START EXCERPTED DATA
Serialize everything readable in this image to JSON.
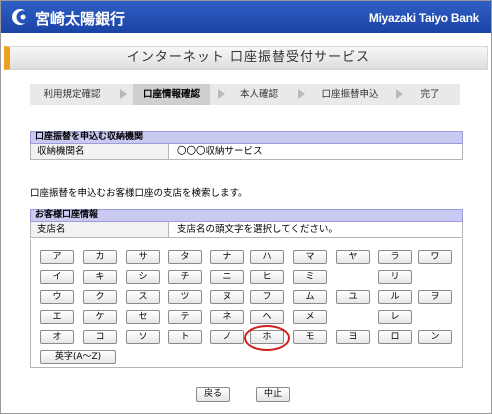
{
  "header": {
    "bank_name": "宮崎太陽銀行",
    "bank_name_en": "Miyazaki Taiyo Bank",
    "colors": {
      "header_bg": "#1b43a6",
      "accent": "#f0a020",
      "section_bg": "#c9caf1",
      "highlight": "#d0201d"
    },
    "logo_icon": "sun-crescent-logo"
  },
  "page_title": "インターネット 口座振替受付サービス",
  "steps": [
    {
      "label": "利用規定確認",
      "active": false
    },
    {
      "label": "口座情報確認",
      "active": true
    },
    {
      "label": "本人確認",
      "active": false
    },
    {
      "label": "口座振替申込",
      "active": false
    },
    {
      "label": "完了",
      "active": false
    }
  ],
  "institution_section": {
    "heading": "口座振替を申込む収納機関",
    "label": "収納機関名",
    "value": "〇〇〇収納サービス"
  },
  "instruction": "口座振替を申込むお客様口座の支店を検索します。",
  "account_section": {
    "heading": "お客様口座情報",
    "label": "支店名",
    "value": "支店名の頭文字を選択してください。"
  },
  "kana_rows": [
    [
      "ア",
      "カ",
      "サ",
      "タ",
      "ナ",
      "ハ",
      "マ",
      "ヤ",
      "ラ",
      "ワ"
    ],
    [
      "イ",
      "キ",
      "シ",
      "チ",
      "ニ",
      "ヒ",
      "ミ",
      "",
      "リ",
      ""
    ],
    [
      "ウ",
      "ク",
      "ス",
      "ツ",
      "ヌ",
      "フ",
      "ム",
      "ユ",
      "ル",
      "ヲ"
    ],
    [
      "エ",
      "ケ",
      "セ",
      "テ",
      "ネ",
      "ヘ",
      "メ",
      "",
      "レ",
      ""
    ],
    [
      "オ",
      "コ",
      "ソ",
      "ト",
      "ノ",
      "ホ",
      "モ",
      "ヨ",
      "ロ",
      "ン"
    ]
  ],
  "alpha_button": "英字(A～Z)",
  "highlighted_kana": "ホ",
  "footer": {
    "back": "戻る",
    "cancel": "中止"
  }
}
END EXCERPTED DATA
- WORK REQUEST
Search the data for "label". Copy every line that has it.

- EXERCISE SOLUTION
      "label": "利用規定確認",
      "label": "口座情報確認",
      "label": "本人確認",
      "label": "口座振替申込",
      "label": "完了",
    "label": "収納機関名",
    "label": "支店名",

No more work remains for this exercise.